Fun with Programming

February 2, 2004

This one's going to be full of computer-related stuff. If you know what I'm talking about this may bore you. If you don't do this on a regular basis you probably won't care.

There are a few things in the client site that I'm not entirely pleased with, even though they work well enough as they are. In the interest of getting things done quickly I made a lot of closely-related functions instead of one general-purpose function. I don't really like that -- things are harder to find, and the pages take a tiny bit longer to load on the server since the includes are larger.

I have a few options, the most tempting of which is to just blow it up and start over. Not the best choice by a long shot though. The easiest choice is to just leave it alone, but that has its own problems, like having a lot of redundant code sitting around.

Which leaves a gradual rewrite. The methods change a little bit depending on which programming language you use, but the basic idea is the same: Change as little as possible and switch everything else over when you can.

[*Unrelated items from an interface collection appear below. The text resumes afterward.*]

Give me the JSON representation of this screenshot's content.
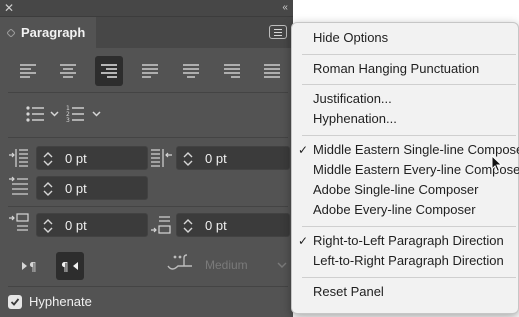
{
  "panel": {
    "tab_label": "Paragraph",
    "indents": {
      "left_indent": "0 pt",
      "right_indent": "0 pt",
      "first_line_indent": "0 pt",
      "space_before": "0 pt",
      "space_after": "0 pt"
    },
    "kashida": {
      "value": "Medium"
    },
    "hyphenate": {
      "label": "Hyphenate",
      "checked": true
    }
  },
  "menu": {
    "items": [
      {
        "label": "Hide Options",
        "checked": false
      },
      {
        "label": "Roman Hanging Punctuation",
        "checked": false
      },
      {
        "label": "Justification...",
        "checked": false
      },
      {
        "label": "Hyphenation...",
        "checked": false
      },
      {
        "label": "Middle Eastern Single-line Composer",
        "checked": true
      },
      {
        "label": "Middle Eastern Every-line Composer",
        "checked": false
      },
      {
        "label": "Adobe Single-line Composer",
        "checked": false
      },
      {
        "label": "Adobe Every-line Composer",
        "checked": false
      },
      {
        "label": "Right-to-Left Paragraph Direction",
        "checked": true
      },
      {
        "label": "Left-to-Right Paragraph Direction",
        "checked": false
      },
      {
        "label": "Reset Panel",
        "checked": false
      }
    ],
    "check_glyph": "✓"
  },
  "colors": {
    "panel_bg": "#535353",
    "field_bg": "#3b3b3b",
    "selected_btn_bg": "#2d2d2d",
    "menu_bg": "#f2f2f2"
  }
}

As an example, right now I have a function called reQuote that fixes up information coming out of a database. It has two functions that look a lot like it: reQuoteNoP, which ignores paragraph breaks, and reQuoteRTE which populates rich-text editors, like IE users see in Hotmail. About 2/3 of the code is similar, and they should be the same function, but it was just easier to hack out three copies and move on. Now I want to fix that.

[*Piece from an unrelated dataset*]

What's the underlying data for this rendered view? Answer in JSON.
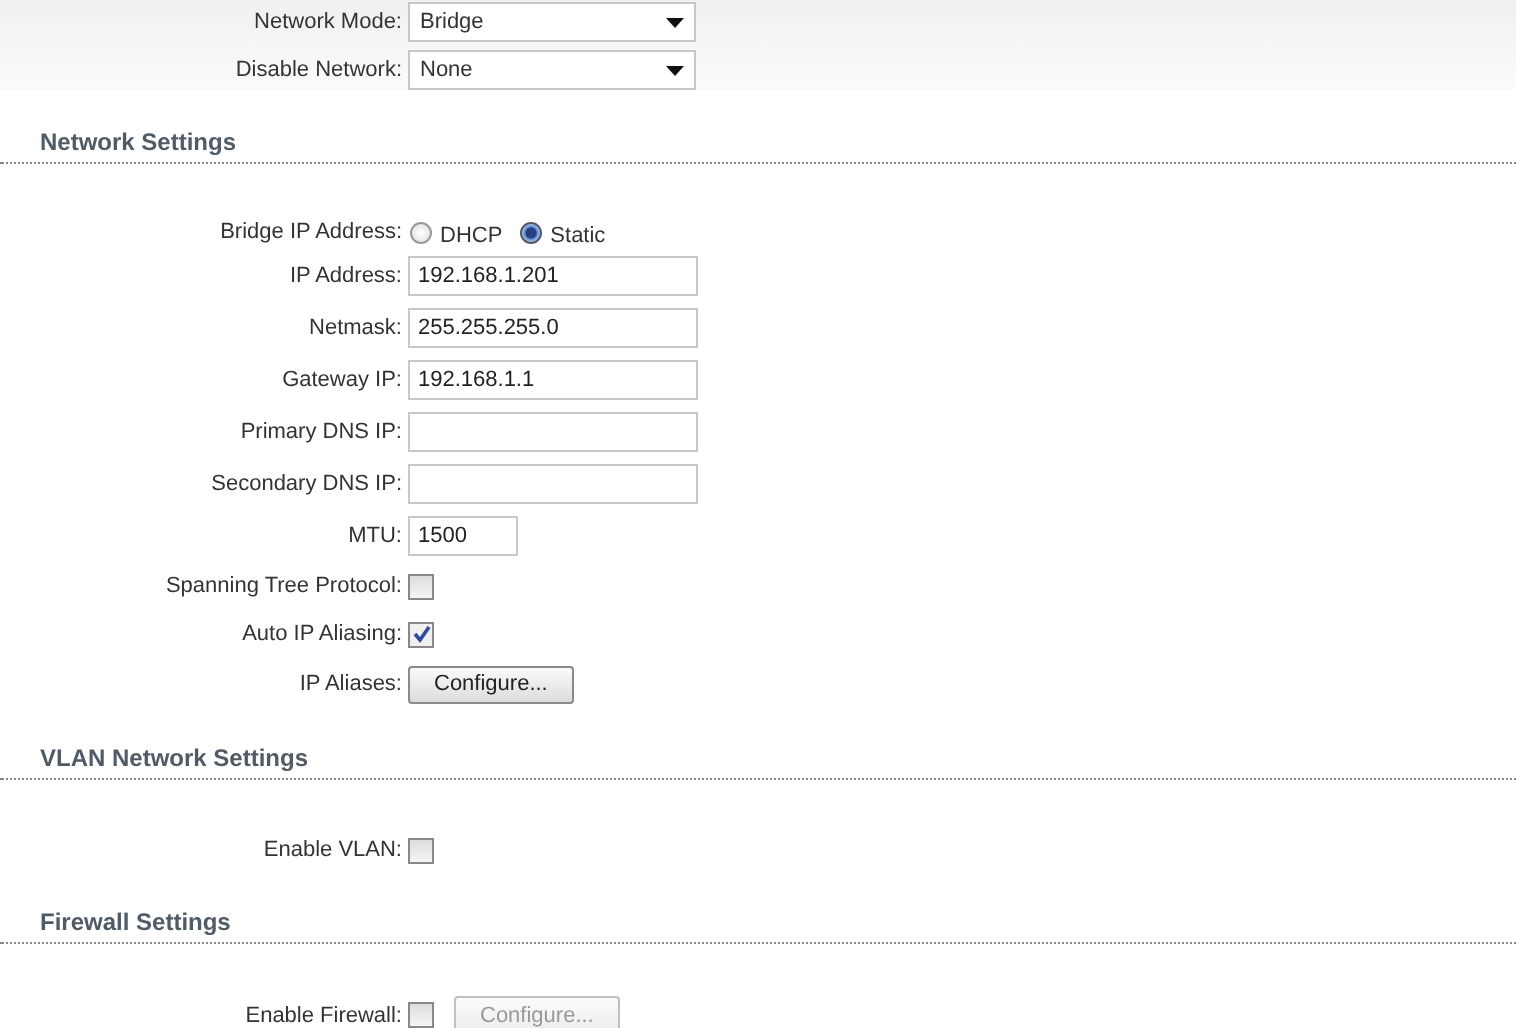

First rule: reQuote should keep the same functionality during the rewrite. In Java this would done by overloading, or writing a function with the same name but different parameters. In PHP, though, this is done with optional parameters. I add a parameter to the end of the list and assign it a default value. As long as I make the default value what will make reQuote do what it does now, I'm living up to the first rule.

Second rule: Make the code as easy to follow as possible. If my options are to do A-D-E, B-D-F or C-D-G, then I should write something like
if (option 1) {
    A; D; E;
} elseif (option 2) {
    B; D; F;
} else {
    C; D; G;
to take care of it, instead of writing an if-elseif-else for the first step, writing the second step, then writing another if-elseif-else for the third step. That may be more correct (saving duplication of D) but I think it causes more problems than it solves.

Third rule: Test as you go. Once the new version of reQuote is working, add options one at a time and test one at a time. Once reQuoteNoP's functionality is duplicated and verified I can do a global search and replace, but there's no sense in breaking everything until it works right. Ditto for reQuoteRTE.

Fourth rule: Decide on optional parameters. Once everything is under the new-and-improved reQuote's control, decide on whether the new optional argument stays optional. In Java it's not such a hot idea since you handle "optional" arguments with overloading, so you're still writing and maintaining two copies of your code. PHP makes it easy to keep optional parameters though, and sometimes I use them. My dividing line is how differently the function acts with each parameter. In this case all the work reQuote does is about the same so I'd make the parameter required. If you go that route make sure you add the parameter to each call of reQuote before making it required, then test each page to make sure it's not broken.

In some cases, though, it makes more sense to me to keep a parameter optional. In the client site I did, I have a function called checkAdminAccess. Its first parameter is a particular bit of SQL to check, specific to where you are in the site: Does the user have access to modify users? To create a new project? That parameter is optional; when it's not present the function checks every single admin permission, essentially asking if the user should be there by any stretch of the imagination. I did that because as the project goes into later phases, there will be more admin functions, and a wider range of people will be able to see the list. Keeping that inside the function lets me change it in just one place.

The second (also optional) parameter determines what to do if the check fails. In some cases, simply failing is OK. I don't show a portion of a page and the user is none the wiser. But when the parameter is absent a failure redirects to a "permission denied" page. Since the action is so different I felt justified in making it optional.

Fifth rule: Once you're done, don't throw out the old code. Cut-and-paste it into a new file with a useless extension (maybe call it "old.code") and keep it nearby in case you ever need it for something. Dreamweaver, which I learned to like once I got it to stop "helping" me, lets you filter out files by their extension when you do an update; adding ".code" to its ignore list keeps your junk code off the server.

And that's all. Well, if you're a non-programmer, congrats on making it through that crap. If you are a programmer, feel free to tell me why I'm wrong :)

January 30, 2004February 3, 2004